Lexington, KY – The U.S. Department of Energy (DOE) has given a $3 million grant to the University of Kentucky to study advance technology to capture carbon dioxide from new and existing coal-burning power plants.
The National Energy Technology Laboratory, part of the DOE Office of Fossil Energy, has selected the UK Center for Applied Energy Research (CAER) for the three-year, $3 million project.
The announcement comes after regulations proposed Sept. 20 by the Environmental Protection Agency to sharply reduce carbon emissions from new power plants.
"Technologies for carbon capture, utilization and storage will be crucial in sustaining coal as a viable fuel under increasing carbon constraints," said CAER Director Rodney Andrews. "The technology is feasible, but it is not yet ready for full-scale implementation. That's why this project is so important."

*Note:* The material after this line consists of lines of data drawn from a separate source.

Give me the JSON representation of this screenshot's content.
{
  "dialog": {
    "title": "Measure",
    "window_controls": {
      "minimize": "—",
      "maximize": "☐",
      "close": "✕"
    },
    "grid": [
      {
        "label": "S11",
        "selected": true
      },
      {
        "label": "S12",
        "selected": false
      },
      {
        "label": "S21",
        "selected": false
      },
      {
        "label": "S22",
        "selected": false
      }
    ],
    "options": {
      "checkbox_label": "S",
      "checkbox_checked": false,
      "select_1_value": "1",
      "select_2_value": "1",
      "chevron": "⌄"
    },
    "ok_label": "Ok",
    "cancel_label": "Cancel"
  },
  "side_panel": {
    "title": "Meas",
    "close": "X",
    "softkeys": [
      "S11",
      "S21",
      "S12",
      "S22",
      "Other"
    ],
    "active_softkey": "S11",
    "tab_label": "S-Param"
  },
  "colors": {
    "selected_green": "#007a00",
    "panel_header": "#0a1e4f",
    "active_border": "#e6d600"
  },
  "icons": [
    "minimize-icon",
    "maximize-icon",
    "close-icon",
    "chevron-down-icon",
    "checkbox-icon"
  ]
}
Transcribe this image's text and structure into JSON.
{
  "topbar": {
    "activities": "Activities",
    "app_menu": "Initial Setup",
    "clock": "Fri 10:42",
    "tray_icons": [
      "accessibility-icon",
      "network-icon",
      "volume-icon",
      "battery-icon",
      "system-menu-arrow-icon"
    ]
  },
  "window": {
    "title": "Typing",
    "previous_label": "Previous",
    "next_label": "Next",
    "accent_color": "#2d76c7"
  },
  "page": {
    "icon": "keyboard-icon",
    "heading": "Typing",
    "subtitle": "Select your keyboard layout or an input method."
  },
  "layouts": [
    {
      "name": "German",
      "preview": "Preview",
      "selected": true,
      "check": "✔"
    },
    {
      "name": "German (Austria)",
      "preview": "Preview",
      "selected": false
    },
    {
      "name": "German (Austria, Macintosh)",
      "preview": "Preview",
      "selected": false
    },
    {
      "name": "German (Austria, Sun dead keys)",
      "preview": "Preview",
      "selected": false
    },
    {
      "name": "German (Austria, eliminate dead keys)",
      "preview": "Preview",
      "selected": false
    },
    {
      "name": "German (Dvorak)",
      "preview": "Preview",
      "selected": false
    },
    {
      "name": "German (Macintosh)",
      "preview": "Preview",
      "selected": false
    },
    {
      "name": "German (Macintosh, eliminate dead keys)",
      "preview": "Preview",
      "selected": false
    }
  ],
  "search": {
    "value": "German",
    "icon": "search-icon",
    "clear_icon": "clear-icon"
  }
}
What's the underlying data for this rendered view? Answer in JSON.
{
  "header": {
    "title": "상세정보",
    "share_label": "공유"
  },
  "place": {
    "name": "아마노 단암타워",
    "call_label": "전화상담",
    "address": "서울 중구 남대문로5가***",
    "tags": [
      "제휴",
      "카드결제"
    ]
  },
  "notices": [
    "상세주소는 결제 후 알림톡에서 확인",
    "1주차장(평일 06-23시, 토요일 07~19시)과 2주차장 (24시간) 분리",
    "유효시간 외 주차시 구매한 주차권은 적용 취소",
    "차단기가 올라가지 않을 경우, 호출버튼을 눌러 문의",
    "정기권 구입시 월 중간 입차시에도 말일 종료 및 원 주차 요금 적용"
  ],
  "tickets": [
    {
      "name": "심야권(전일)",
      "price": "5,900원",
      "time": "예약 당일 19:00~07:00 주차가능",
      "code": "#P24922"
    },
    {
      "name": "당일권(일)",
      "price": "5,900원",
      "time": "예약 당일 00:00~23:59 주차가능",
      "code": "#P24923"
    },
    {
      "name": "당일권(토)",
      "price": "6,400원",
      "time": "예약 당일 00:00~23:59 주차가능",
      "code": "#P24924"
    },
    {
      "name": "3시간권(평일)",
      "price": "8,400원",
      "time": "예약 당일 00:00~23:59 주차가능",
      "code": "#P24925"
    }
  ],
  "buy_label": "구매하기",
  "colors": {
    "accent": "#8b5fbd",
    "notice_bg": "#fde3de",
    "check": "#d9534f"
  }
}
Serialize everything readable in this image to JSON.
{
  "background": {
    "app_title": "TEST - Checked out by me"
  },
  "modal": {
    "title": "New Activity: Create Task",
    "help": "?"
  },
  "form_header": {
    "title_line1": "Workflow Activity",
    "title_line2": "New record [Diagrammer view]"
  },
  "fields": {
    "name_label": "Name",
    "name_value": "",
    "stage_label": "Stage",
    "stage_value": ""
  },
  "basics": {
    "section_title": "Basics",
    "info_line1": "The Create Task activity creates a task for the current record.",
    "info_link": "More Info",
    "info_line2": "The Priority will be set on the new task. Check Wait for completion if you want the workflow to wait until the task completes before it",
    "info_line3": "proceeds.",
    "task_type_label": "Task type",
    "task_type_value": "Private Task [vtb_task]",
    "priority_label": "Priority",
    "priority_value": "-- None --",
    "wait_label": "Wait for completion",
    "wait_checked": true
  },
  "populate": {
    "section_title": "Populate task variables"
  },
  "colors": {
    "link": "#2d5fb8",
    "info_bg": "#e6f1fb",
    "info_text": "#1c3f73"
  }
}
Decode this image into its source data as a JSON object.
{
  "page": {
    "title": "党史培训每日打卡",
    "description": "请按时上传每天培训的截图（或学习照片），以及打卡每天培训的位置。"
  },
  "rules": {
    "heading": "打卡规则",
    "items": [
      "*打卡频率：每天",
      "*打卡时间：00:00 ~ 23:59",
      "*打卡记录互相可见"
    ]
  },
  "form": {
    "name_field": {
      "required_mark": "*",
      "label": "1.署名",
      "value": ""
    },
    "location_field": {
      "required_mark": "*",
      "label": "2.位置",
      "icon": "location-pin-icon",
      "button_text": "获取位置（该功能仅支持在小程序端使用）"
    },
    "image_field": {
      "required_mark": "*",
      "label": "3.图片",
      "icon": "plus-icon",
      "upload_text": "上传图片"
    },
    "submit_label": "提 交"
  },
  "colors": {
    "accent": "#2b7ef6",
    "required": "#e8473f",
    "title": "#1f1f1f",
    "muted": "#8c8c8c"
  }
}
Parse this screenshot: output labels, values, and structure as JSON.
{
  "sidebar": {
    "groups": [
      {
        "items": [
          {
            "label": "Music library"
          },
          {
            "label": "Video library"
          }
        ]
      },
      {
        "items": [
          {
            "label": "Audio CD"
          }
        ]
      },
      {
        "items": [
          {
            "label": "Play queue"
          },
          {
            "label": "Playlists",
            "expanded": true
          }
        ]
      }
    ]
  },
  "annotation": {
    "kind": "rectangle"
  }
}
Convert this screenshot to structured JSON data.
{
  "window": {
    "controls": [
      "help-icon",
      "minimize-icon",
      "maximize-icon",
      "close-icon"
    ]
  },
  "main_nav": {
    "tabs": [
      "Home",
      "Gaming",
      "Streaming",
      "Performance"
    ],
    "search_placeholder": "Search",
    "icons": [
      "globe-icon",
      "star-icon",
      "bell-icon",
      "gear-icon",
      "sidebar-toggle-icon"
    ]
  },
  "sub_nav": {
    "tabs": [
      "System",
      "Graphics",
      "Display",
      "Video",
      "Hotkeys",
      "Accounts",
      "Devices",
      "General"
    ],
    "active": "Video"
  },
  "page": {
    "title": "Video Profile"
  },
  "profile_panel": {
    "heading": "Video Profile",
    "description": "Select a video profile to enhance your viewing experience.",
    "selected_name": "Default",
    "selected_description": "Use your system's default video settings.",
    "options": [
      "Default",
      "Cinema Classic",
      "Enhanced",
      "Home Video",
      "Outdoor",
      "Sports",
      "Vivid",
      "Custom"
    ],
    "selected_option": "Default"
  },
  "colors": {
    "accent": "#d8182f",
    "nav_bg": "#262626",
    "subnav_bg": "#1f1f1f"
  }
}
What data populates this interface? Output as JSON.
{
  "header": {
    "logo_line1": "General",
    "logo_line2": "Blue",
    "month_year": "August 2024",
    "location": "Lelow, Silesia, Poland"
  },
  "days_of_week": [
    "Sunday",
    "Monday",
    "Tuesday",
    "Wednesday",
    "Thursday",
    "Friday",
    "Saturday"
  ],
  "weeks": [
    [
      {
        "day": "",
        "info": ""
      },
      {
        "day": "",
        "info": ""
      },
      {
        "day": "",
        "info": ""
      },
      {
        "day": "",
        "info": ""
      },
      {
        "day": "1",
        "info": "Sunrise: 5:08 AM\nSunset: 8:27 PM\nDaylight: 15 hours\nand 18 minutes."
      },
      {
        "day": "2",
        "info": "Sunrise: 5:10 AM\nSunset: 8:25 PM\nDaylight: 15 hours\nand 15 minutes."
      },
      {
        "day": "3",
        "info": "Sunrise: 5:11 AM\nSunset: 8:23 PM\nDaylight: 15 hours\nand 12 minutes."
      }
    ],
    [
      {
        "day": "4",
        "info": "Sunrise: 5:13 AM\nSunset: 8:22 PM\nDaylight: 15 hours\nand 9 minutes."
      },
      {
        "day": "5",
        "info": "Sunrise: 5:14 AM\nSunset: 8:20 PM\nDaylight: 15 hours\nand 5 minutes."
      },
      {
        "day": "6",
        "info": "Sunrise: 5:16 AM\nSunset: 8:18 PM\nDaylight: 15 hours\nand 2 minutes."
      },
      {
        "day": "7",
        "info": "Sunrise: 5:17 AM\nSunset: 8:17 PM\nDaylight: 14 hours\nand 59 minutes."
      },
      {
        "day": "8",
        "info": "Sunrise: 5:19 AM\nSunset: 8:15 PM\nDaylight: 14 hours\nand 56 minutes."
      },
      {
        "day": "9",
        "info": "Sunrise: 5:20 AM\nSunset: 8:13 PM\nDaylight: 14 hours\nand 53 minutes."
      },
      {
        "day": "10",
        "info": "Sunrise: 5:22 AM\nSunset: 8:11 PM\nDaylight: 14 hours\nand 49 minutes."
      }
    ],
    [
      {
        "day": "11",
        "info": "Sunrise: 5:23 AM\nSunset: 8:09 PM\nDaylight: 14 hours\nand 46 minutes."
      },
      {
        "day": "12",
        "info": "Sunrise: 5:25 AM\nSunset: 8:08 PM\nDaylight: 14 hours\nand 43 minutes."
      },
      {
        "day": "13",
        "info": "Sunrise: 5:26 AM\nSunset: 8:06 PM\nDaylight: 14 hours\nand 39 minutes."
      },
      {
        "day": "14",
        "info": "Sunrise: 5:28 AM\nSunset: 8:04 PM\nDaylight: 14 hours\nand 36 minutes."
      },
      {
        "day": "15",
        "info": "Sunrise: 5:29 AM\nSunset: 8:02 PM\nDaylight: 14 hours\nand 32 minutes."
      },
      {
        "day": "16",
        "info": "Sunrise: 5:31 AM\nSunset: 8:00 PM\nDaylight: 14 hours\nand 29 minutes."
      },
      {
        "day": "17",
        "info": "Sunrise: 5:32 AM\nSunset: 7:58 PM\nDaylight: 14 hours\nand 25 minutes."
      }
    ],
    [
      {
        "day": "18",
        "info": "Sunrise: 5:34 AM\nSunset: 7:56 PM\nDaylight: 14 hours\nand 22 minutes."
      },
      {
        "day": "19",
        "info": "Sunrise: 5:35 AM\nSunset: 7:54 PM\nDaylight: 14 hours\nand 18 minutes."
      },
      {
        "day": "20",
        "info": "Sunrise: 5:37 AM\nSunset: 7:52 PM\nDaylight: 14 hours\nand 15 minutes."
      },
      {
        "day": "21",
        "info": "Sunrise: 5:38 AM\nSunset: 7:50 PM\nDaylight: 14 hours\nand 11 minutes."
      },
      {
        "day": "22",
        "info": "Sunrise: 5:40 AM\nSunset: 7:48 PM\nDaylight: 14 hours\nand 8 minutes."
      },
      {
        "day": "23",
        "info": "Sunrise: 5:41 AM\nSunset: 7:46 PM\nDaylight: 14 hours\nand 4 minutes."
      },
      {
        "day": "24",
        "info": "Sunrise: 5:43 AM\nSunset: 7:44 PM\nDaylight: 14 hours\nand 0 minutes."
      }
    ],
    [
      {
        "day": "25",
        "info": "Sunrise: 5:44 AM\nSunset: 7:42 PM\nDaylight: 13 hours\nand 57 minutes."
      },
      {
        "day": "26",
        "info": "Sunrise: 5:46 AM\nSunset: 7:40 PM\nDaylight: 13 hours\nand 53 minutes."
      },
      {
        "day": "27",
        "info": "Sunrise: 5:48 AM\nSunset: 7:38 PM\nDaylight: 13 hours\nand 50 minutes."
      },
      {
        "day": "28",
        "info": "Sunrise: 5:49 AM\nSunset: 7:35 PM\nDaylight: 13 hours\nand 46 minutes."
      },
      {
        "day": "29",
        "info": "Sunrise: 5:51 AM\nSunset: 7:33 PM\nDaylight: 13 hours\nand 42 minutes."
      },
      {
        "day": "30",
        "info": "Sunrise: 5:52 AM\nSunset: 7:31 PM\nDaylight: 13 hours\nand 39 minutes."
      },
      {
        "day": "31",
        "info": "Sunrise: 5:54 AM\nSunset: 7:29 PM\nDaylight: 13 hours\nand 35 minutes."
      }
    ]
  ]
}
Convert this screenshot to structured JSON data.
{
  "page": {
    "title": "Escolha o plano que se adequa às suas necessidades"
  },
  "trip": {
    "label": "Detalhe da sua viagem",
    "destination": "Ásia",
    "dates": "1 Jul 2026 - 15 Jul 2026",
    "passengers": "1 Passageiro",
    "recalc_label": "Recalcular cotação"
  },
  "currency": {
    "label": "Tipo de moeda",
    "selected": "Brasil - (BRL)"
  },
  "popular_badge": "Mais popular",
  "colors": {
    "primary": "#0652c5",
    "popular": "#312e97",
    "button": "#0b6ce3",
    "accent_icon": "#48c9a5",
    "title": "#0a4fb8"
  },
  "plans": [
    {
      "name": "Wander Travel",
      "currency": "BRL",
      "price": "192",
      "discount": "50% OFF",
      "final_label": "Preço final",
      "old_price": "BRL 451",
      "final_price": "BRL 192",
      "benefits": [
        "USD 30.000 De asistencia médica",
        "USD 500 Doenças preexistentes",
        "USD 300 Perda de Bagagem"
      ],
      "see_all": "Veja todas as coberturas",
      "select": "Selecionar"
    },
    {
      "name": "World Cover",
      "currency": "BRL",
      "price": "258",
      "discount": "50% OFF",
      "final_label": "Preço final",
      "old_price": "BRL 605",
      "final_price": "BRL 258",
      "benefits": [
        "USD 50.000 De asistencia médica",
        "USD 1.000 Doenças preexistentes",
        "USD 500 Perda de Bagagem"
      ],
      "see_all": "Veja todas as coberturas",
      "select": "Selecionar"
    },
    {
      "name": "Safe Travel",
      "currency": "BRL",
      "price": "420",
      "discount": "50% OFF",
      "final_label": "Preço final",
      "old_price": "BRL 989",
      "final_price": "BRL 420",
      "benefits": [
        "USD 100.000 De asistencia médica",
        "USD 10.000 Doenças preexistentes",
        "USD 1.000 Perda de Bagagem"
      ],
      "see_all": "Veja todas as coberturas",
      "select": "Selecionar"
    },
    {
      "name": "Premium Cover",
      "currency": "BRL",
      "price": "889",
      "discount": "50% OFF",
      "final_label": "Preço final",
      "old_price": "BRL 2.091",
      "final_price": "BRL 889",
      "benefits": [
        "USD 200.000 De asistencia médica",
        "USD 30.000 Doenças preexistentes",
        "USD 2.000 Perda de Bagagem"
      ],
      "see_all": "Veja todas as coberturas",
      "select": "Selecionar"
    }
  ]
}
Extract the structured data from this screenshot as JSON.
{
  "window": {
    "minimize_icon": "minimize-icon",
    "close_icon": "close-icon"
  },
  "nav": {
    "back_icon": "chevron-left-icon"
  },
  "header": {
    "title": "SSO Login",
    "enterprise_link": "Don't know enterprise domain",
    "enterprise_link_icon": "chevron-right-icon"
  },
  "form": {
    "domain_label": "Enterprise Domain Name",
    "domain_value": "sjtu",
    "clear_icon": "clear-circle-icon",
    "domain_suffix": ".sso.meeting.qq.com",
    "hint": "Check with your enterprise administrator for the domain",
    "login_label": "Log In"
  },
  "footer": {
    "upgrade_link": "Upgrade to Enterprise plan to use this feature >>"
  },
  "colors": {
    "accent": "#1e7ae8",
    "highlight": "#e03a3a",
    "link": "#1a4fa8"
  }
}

The CAER project will advance the DOE's goal of having technology available by 2020 that can achieve a 90-percent carbon dioxide capture rate, at a cost of $40 per metric ton of carbon dioxide captured.
A major cost associated with commercial carbon dioxide capture is the size of the what’s known as a scrubber needed to handle the volume of flue gas produced by a power plant. CAER has developed a catalyst to speed up the absorption rate of the solvent used, so the scrubber can be smaller. The CAER technology could reduce the cost of carbon dioxide capture by 56 percent.
The DOE's investment is $2,966,957, in addition to $242,615 from UK and $499,675 from the Carbon Management Research Group, an industry-based research consortium with membership consisting of AEP, Duke, EPRI, LGE-KU and the state’s Department of Energy Development and Independence. Kunlei Liu, CAER associate director for research, will serve as the university’s principal investigator.